▶ [What is required]: Below are some entries. Copy each line in them that holds "image".

▶ [Records for this task]:
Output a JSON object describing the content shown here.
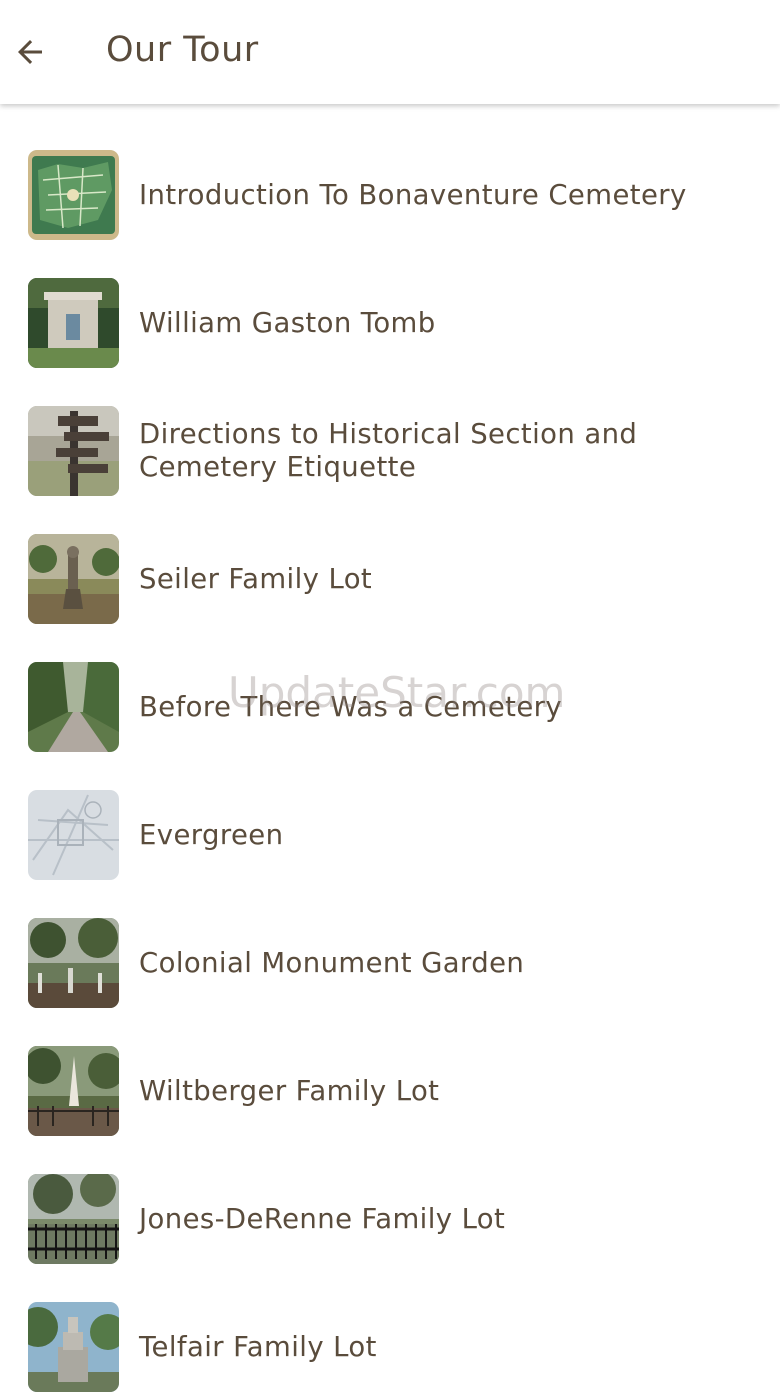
{
  "app_bar": {
    "title": "Our Tour",
    "back_icon": "arrow-left-icon"
  },
  "tour_stops": [
    {
      "label": "Introduction To Bonaventure Cemetery",
      "thumbnail": "cemetery-map-image"
    },
    {
      "label": "William Gaston Tomb",
      "thumbnail": "tomb-photo"
    },
    {
      "label": "Directions to Historical Section and Cemetery Etiquette",
      "thumbnail": "signpost-photo"
    },
    {
      "label": "Seiler Family Lot",
      "thumbnail": "family-lot-photo"
    },
    {
      "label": "Before There Was a Cemetery",
      "thumbnail": "tree-lined-road-photo"
    },
    {
      "label": "Evergreen",
      "thumbnail": "old-map-image"
    },
    {
      "label": "Colonial Monument Garden",
      "thumbnail": "monument-garden-photo"
    },
    {
      "label": "Wiltberger Family Lot",
      "thumbnail": "obelisk-photo"
    },
    {
      "label": "Jones-DeRenne Family Lot",
      "thumbnail": "iron-fence-photo"
    },
    {
      "label": "Telfair Family Lot",
      "thumbnail": "monument-sky-photo"
    }
  ],
  "watermark": "UpdateStar.com",
  "colors": {
    "text": "#5a4c3c",
    "background": "#ffffff"
  }
}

▶ [Answer section]:
      "thumbnail": "cemetery-map-image"
      "thumbnail": "old-map-image"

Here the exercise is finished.